These reenactment photos show how brutal the pivotal battle of the Korean War was

The Korean War, also known as the Forgotten War, began on June 25, 1950, when the Democratic People’s Republic of Korea (DPRK), with 75,000 soldiers, invaded the Republic of Korea (ROK) by crossing the 38th Parallel latitude line that separated the two countries.

As ROK forces struggled to repel the Chinese- and Russian-backed invaders, a US-led UN coalition decided to intervene and assist the nascent South. After three years and an estimated 5 million casualties later, the two nations eventually signed an armistice agreement that separates them to this day.

In honor of the 66th anniversary of the Korean War, South Korean and US soldiers held a reenactment of a crucial fight that helped turn the tide for South Korea.

Here are a few pictures of reenactment of the Nakdong River Battle:


South Korean and US Army soldiers reenact the Nakdong River Battle to commemorate the 66th anniversary of the Korean War, on September 22, 2016, in Waegwan, South Korea.

source
Ahn Young-joon/AP

Prior to the battle, ROK and UN forces were pushed to the southeastern tip of Korea, also known as the “Pusan perimeter.” Here, South Korean soldiers donning North Korean uniforms charge with the North Korean flag.

source
Chung Sung-Jun/Getty Images

Source: US Army


With orders to defend the Nakdong River, this battle would eventually be known as the “pivot” point in the Korean War. In this picture, UN troop reenactors in green and DPRK soldiers wage battle.

source
Ahn Young-joon/AP

Source: US Army


In order to prevent DPRK forces from moving forward to their farthest advancement to date, the railway bridge was destroyed.

source
Chung Sung-Jun/Getty Images

Source: US Army


The Nakdong River was crucial in that it created a natural border that prevented DPRK forces from advancing towards the city of Deagu.

source
Chung Sung-Jun/Getty Images

Source: US Army


It was also considered to be the last line of defense for the coalition forces that were previously in retreat.

source
Chung Sung-Jun/Getty Images

Source: Britannica


On August 17, 1950, at a nearby hill, 41 US prisoners of war were led to a ravine and shot with their hands tied behind their back as the North Koreans retreated.

source
Chung Sung-Jun/Getty Images

Source: US Senate Committee on Government Operations


“Either protect the Nakdong line or die trying …” was reportedly said by the commanding general of the US Eighth Army, Gen. Walton Walker.

source
Ahn Young-joon/AP

Source: US Army


In previous years, the event was held before an audience of over 1,500 Korean War veterans and 20,000 service members and civilians.

source
Ahn Young-joon/AP

Source: US Army


The Korean War was also the first war between jet aircraft.
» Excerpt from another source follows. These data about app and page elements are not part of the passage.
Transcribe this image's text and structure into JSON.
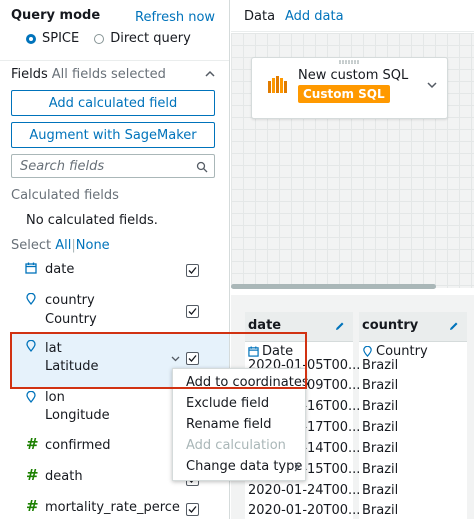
{
  "query_mode": {
    "title": "Query mode",
    "refresh_label": "Refresh now",
    "options": [
      {
        "label": "SPICE",
        "selected": true
      },
      {
        "label": "Direct query",
        "selected": false
      }
    ]
  },
  "fields_panel": {
    "title": "Fields",
    "subtitle": "All fields selected",
    "add_calculated_label": "Add calculated field",
    "augment_label": "Augment with SageMaker",
    "search_placeholder": "Search fields",
    "calculated_title": "Calculated fields",
    "no_calculated_text": "No calculated fields.",
    "select_label": "Select",
    "select_all_label": "All",
    "select_divider": "|",
    "select_none_label": "None",
    "fields": [
      {
        "name": "date",
        "type": "",
        "icon": "calendar-icon",
        "checked": true
      },
      {
        "name": "country",
        "type": "Country",
        "icon": "location-pin-icon",
        "checked": true
      },
      {
        "name": "lat",
        "type": "Latitude",
        "icon": "location-pin-icon",
        "checked": true,
        "highlighted": true
      },
      {
        "name": "lon",
        "type": "Longitude",
        "icon": "location-pin-icon",
        "checked": true
      },
      {
        "name": "confirmed",
        "type": "",
        "icon": "hash-icon",
        "checked": true
      },
      {
        "name": "death",
        "type": "",
        "icon": "hash-icon",
        "checked": true
      },
      {
        "name": "mortality_rate_perce",
        "type": "",
        "icon": "hash-icon",
        "checked": true
      }
    ]
  },
  "tabs": {
    "data_label": "Data",
    "add_data_label": "Add data"
  },
  "datasource_card": {
    "title": "New custom SQL",
    "badge": "Custom SQL"
  },
  "preview": {
    "columns": [
      {
        "header": "date",
        "type_label": "Date",
        "cells": [
          "2020-01-05T00...",
          "2020-01-09T00...",
          "2020-01-16T00...",
          "2020-01-17T00...",
          "2020-01-14T00...",
          "2020-01-15T00...",
          "2020-01-24T00...",
          "2020-01-20T00..."
        ]
      },
      {
        "header": "country",
        "type_label": "Country",
        "cells": [
          "Brazil",
          "Brazil",
          "Brazil",
          "Brazil",
          "Brazil",
          "Brazil",
          "Brazil",
          "Brazil"
        ]
      }
    ]
  },
  "context_menu": {
    "items": [
      {
        "label": "Add to coordinates",
        "disabled": false
      },
      {
        "label": "Exclude field",
        "disabled": false
      },
      {
        "label": "Rename field",
        "disabled": false
      },
      {
        "label": "Add calculation",
        "disabled": true
      },
      {
        "label": "Change data type",
        "disabled": false,
        "submenu": true
      }
    ]
  },
  "colors": {
    "accent": "#0073bb",
    "highlight_bg": "#e6f2fb",
    "callout_border": "#d13212",
    "badge_bg": "#ff9900",
    "measure_icon": "#1d8102"
  }
}
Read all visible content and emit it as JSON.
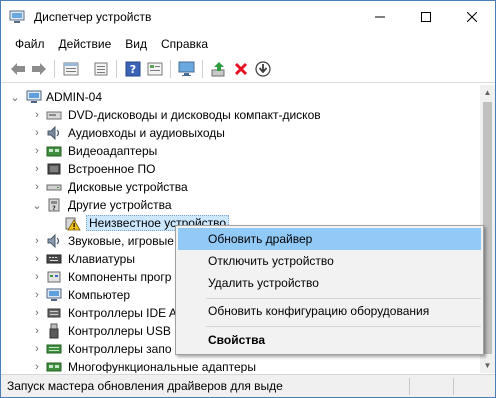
{
  "window": {
    "title": "Диспетчер устройств",
    "controls": {
      "minimize": "—",
      "maximize": "☐",
      "close": "✕"
    }
  },
  "menu": [
    "Файл",
    "Действие",
    "Вид",
    "Справка"
  ],
  "toolbar": {
    "buttons": [
      "back-icon",
      "forward-icon",
      "properties-icon",
      "list-icon",
      "help-icon",
      "view-icon",
      "monitor-icon",
      "update-driver-icon",
      "uninstall-icon",
      "download-icon"
    ]
  },
  "tree": {
    "root": "ADMIN-04",
    "items": [
      {
        "label": "DVD-дисководы и дисководы компакт-дисков",
        "icon": "dvd-icon",
        "expanded": false
      },
      {
        "label": "Аудиовходы и аудиовыходы",
        "icon": "audio-icon",
        "expanded": false
      },
      {
        "label": "Видеоадаптеры",
        "icon": "display-adapter-icon",
        "expanded": false
      },
      {
        "label": "Встроенное ПО",
        "icon": "firmware-icon",
        "expanded": false
      },
      {
        "label": "Дисковые устройства",
        "icon": "disk-icon",
        "expanded": false
      },
      {
        "label": "Другие устройства",
        "icon": "other-devices-icon",
        "expanded": true
      },
      {
        "label": "Неизвестное устройство",
        "icon": "warning-device-icon",
        "child": true,
        "selected": true
      },
      {
        "label": "Звуковые, игровые",
        "icon": "sound-icon",
        "expanded": false
      },
      {
        "label": "Клавиатуры",
        "icon": "keyboard-icon",
        "expanded": false
      },
      {
        "label": "Компоненты прогр",
        "icon": "software-component-icon",
        "expanded": false
      },
      {
        "label": "Компьютер",
        "icon": "computer-icon",
        "expanded": false
      },
      {
        "label": "Контроллеры IDE A",
        "icon": "ide-icon",
        "expanded": false
      },
      {
        "label": "Контроллеры USB",
        "icon": "usb-icon",
        "expanded": false
      },
      {
        "label": "Контроллеры запо",
        "icon": "storage-controller-icon",
        "expanded": false
      },
      {
        "label": "Многофункциональные адаптеры",
        "icon": "multifunction-icon",
        "expanded": false
      }
    ]
  },
  "context_menu": {
    "items": [
      {
        "label": "Обновить драйвер",
        "highlighted": true
      },
      {
        "label": "Отключить устройство"
      },
      {
        "label": "Удалить устройство"
      },
      {
        "label": "Обновить конфигурацию оборудования"
      },
      {
        "label": "Свойства",
        "bold": true
      }
    ]
  },
  "status": {
    "text": "Запуск мастера обновления драйверов для выде"
  },
  "colors": {
    "highlight": "#91c9f7",
    "selection": "#cce8ff",
    "uninstall_red": "#e81123",
    "update_green": "#2e9e3e"
  }
}
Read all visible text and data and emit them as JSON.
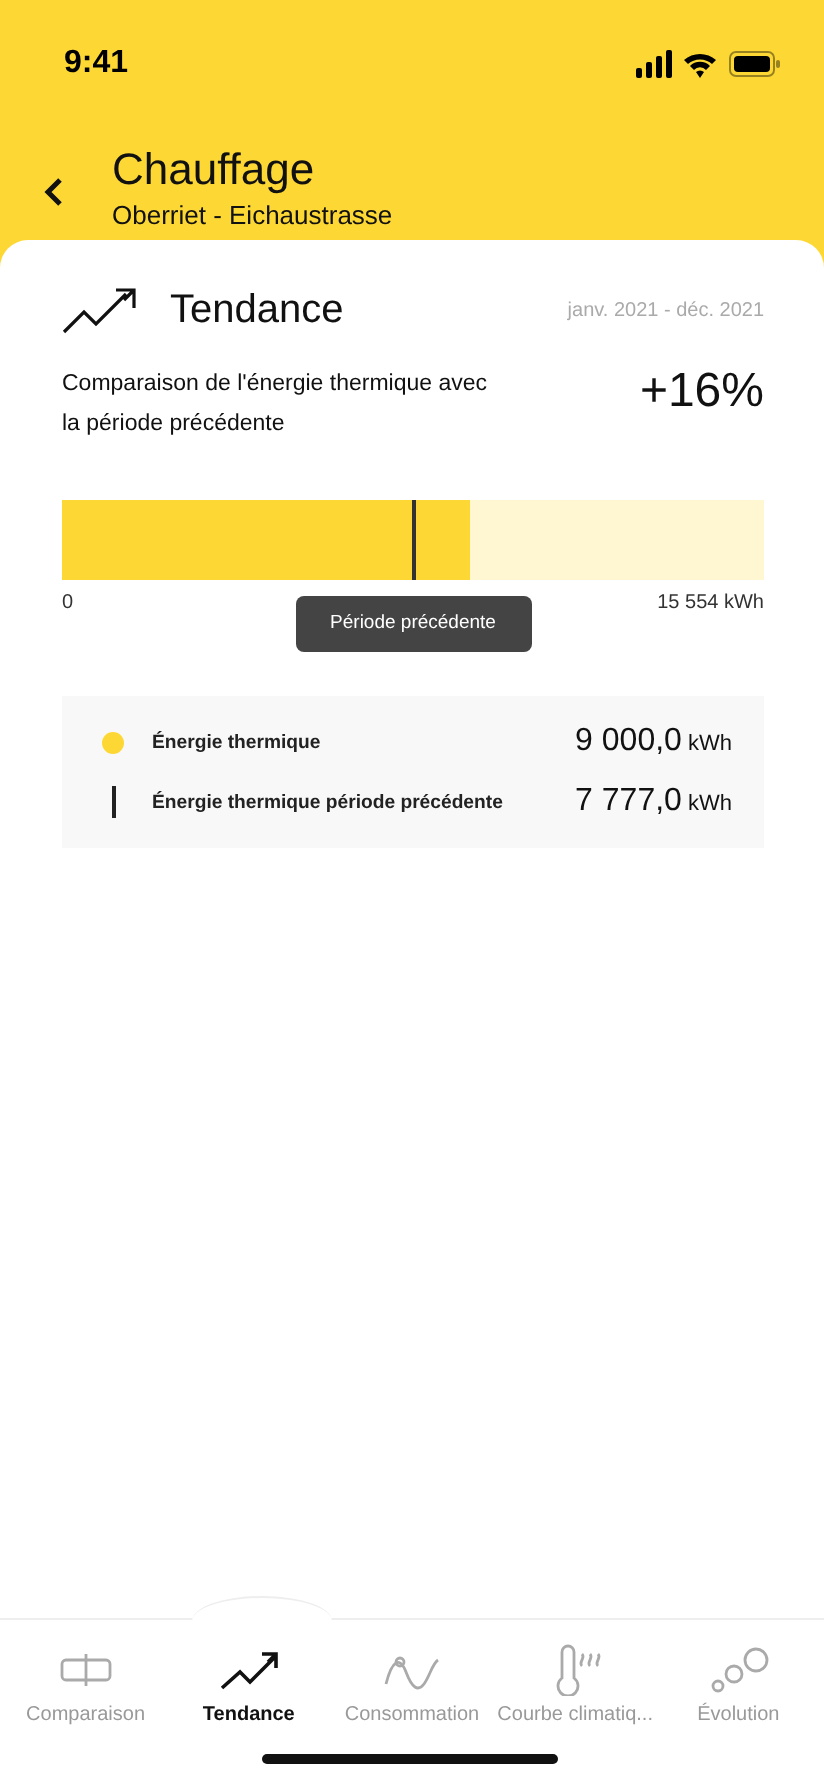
{
  "status_bar": {
    "time": "9:41"
  },
  "header": {
    "title": "Chauffage",
    "subtitle": "Oberriet - Eichaustrasse"
  },
  "card": {
    "title": "Tendance",
    "period": "janv. 2021 - déc. 2021",
    "description": "Comparaison de l'énergie thermique avec la période précédente",
    "change": "+16%",
    "bar": {
      "level": 0.58,
      "marker": {
        "level": 0.5
      },
      "min_label": "0",
      "max_label": "15 554 kWh",
      "tooltip": "Période précédente"
    },
    "legend": [
      {
        "kind": "dot",
        "label": "Énergie thermique",
        "value": "9 000,0",
        "unit": "kWh"
      },
      {
        "kind": "line",
        "label": "Énergie thermique période précédente",
        "value": "7 777,0",
        "unit": "kWh"
      }
    ]
  },
  "tabs": [
    {
      "kind": "compare",
      "label": "Comparaison",
      "selected": false
    },
    {
      "kind": "trend",
      "label": "Tendance",
      "selected": true
    },
    {
      "kind": "wave",
      "label": "Consommation",
      "selected": false
    },
    {
      "kind": "thermo",
      "label": "Courbe climatiq...",
      "selected": false
    },
    {
      "kind": "bubbles",
      "label": "Évolution",
      "selected": false
    }
  ]
}
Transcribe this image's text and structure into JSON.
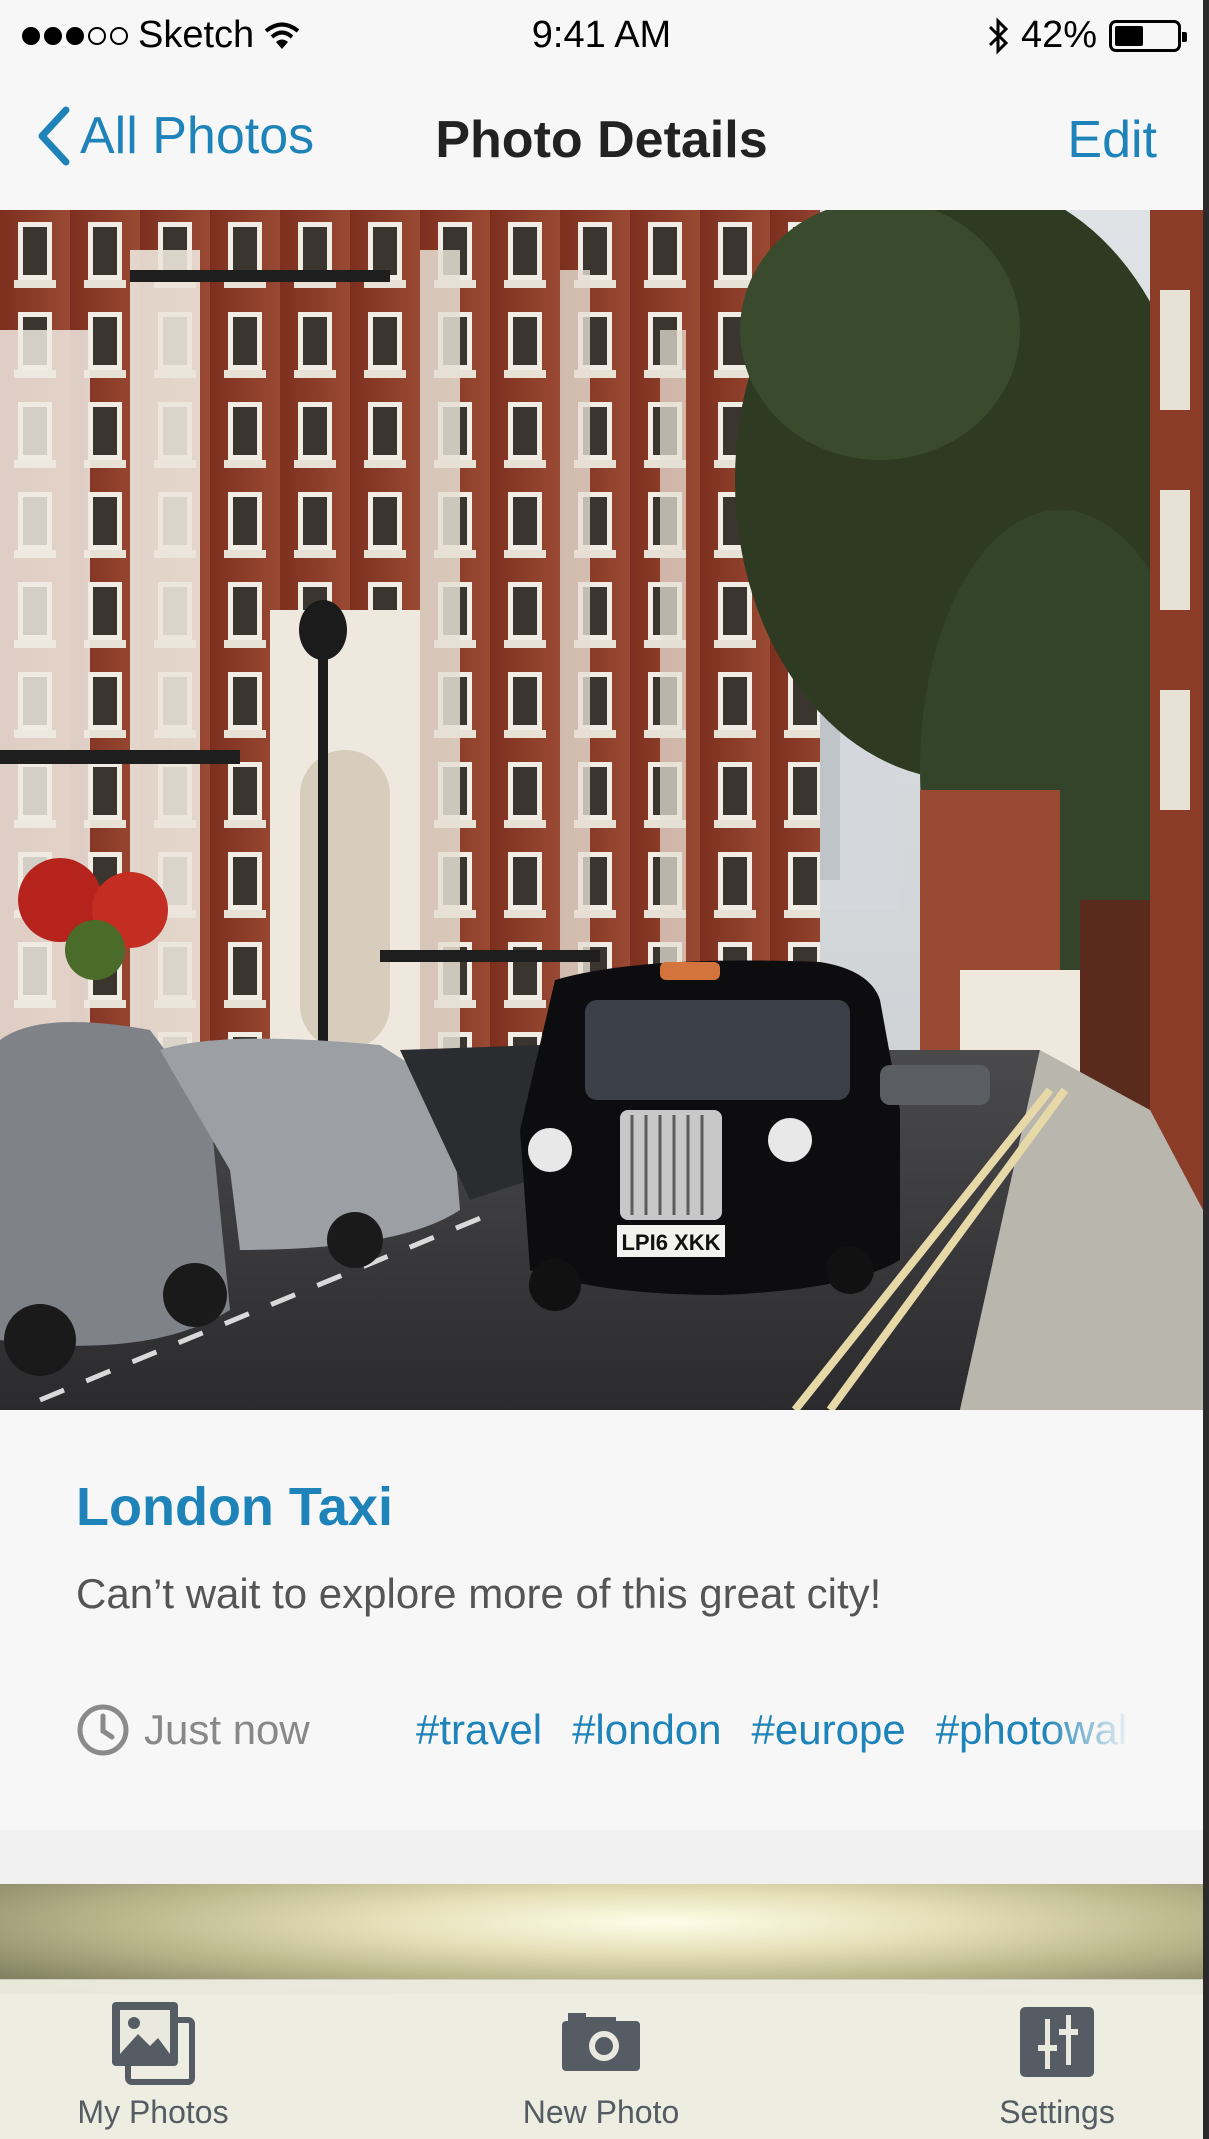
{
  "status_bar": {
    "carrier": "Sketch",
    "time": "9:41 AM",
    "battery": "42%",
    "battery_level": 0.42
  },
  "nav": {
    "back_label": "All Photos",
    "title": "Photo Details",
    "edit_label": "Edit"
  },
  "photo": {
    "plate": "LPI6 XKK"
  },
  "details": {
    "title": "London Taxi",
    "caption": "Can’t wait to explore more of this great city!",
    "timestamp": "Just now",
    "tags": [
      "#travel",
      "#london",
      "#europe",
      "#photowal"
    ]
  },
  "tabs": [
    {
      "label": "My Photos",
      "icon": "photos-icon"
    },
    {
      "label": "New Photo",
      "icon": "camera-icon"
    },
    {
      "label": "Settings",
      "icon": "settings-icon"
    }
  ],
  "colors": {
    "accent": "#1d83b8",
    "tab_icon": "#555c63",
    "brick": "#8e3b26"
  }
}
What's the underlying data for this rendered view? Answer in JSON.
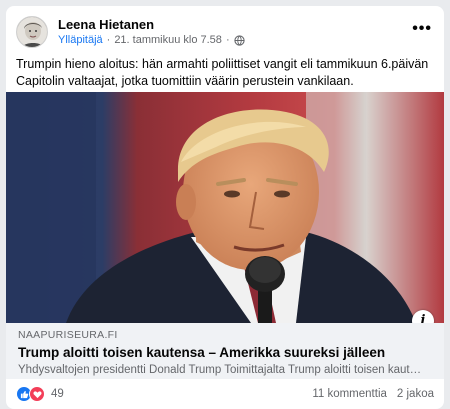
{
  "post": {
    "author": "Leena Hietanen",
    "role": "Ylläpitäjä",
    "separator": "·",
    "timestamp": "21. tammikuu klo 7.58",
    "separator2": "·",
    "more": "•••",
    "text": "Trumpin hieno aloitus: hän armahti poliittiset vangit eli tammikuun 6.päivän Capitolin valtaajat, jotka tuomittiin väärin perustein vankilaan."
  },
  "link": {
    "domain": "NAAPURISEURA.FI",
    "title": "Trump aloitti toisen kautensa – Amerikka suureksi jälleen",
    "description": "Yhdysvaltojen presidentti Donald Trump Toimittajalta Trump aloitti toisen kaut…",
    "info_icon": "i"
  },
  "stats": {
    "reaction_count": "49",
    "comments": "11 kommenttia",
    "shares": "2 jakoa"
  },
  "icons": {
    "globe": "globe-icon",
    "like": "like-icon",
    "love": "love-icon",
    "info": "info-icon",
    "more": "more-options-icon"
  },
  "colors": {
    "accent": "#1877f2",
    "love": "#f33e58",
    "secondary_text": "#65676b"
  }
}
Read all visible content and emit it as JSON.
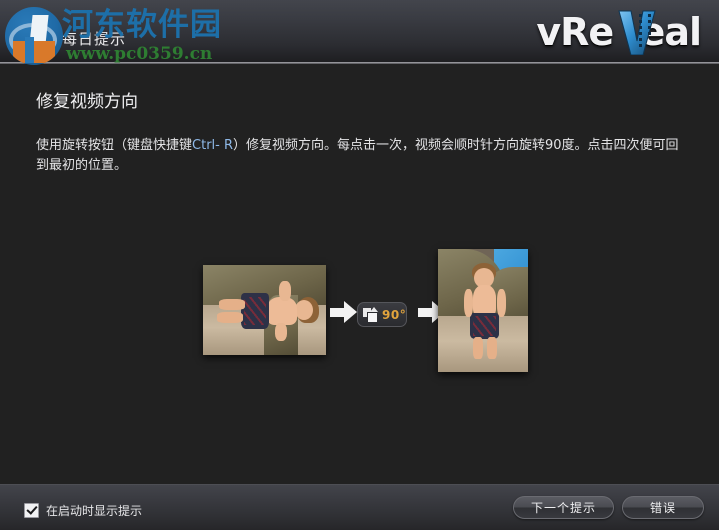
{
  "window": {
    "title": "每日提示",
    "background_color": "#212121"
  },
  "brand": {
    "logo_text_left": "vRe",
    "logo_text_right": "eal",
    "logo_mark_name": "film-strip-v-icon",
    "accent_color": "#2f8ed0"
  },
  "watermark": {
    "site_name": "河东软件园",
    "site_url": "www.pc0359.cn",
    "badge_name": "hedong-logo-icon",
    "text_color": "#1d6fa8",
    "url_color": "#2e7d32"
  },
  "tip": {
    "heading": "修复视频方向",
    "body_part_1": "使用旋转按钮（键盘快捷键",
    "body_shortcut": "Ctrl- R",
    "body_part_2": "）修复视频方向。每点击一次，视频会顺时针方向旋转90度。点击四次便可回到最初的位置。",
    "shortcut_color": "#8fb9e8"
  },
  "illustration": {
    "before_image_alt": "侧向视频缩略图",
    "after_image_alt": "已修正方向的视频缩略图",
    "arrow_left_name": "arrow-right-icon",
    "arrow_right_name": "arrow-right-icon",
    "rotate_button": {
      "icon_name": "rotate-90-icon",
      "label": "90°",
      "label_color": "#e2a43c"
    }
  },
  "footer": {
    "startup_checkbox": {
      "label": "在启动时显示提示",
      "checked": true
    },
    "next_tip_button": "下一个提示",
    "close_button": "错误"
  }
}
Here, South Korean aircraft participate in the reenactment event.

source
Chung Sung-Jun/Getty Images

Source: CNN


As of June 2016, more than 7,800 US soldiers are still unaccounted for.

source
Chung Sung-Jun/Getty Images

Source: CNN


“If the best minds in the world had set out to find us the worst possible location in the world to fight this damnable war … the unanimous choice would have been Korea,” said former Secretary of State Dean Acheson.

source
Chung Sung-Jun/Getty Images

Source: US Department of Defense


But amid the seriousness of the reenactment, fun was still had. During the event, South Korean special-warfare-command soldiers participated by putting on a show.

source
Chung Sung-Jun/Getty Images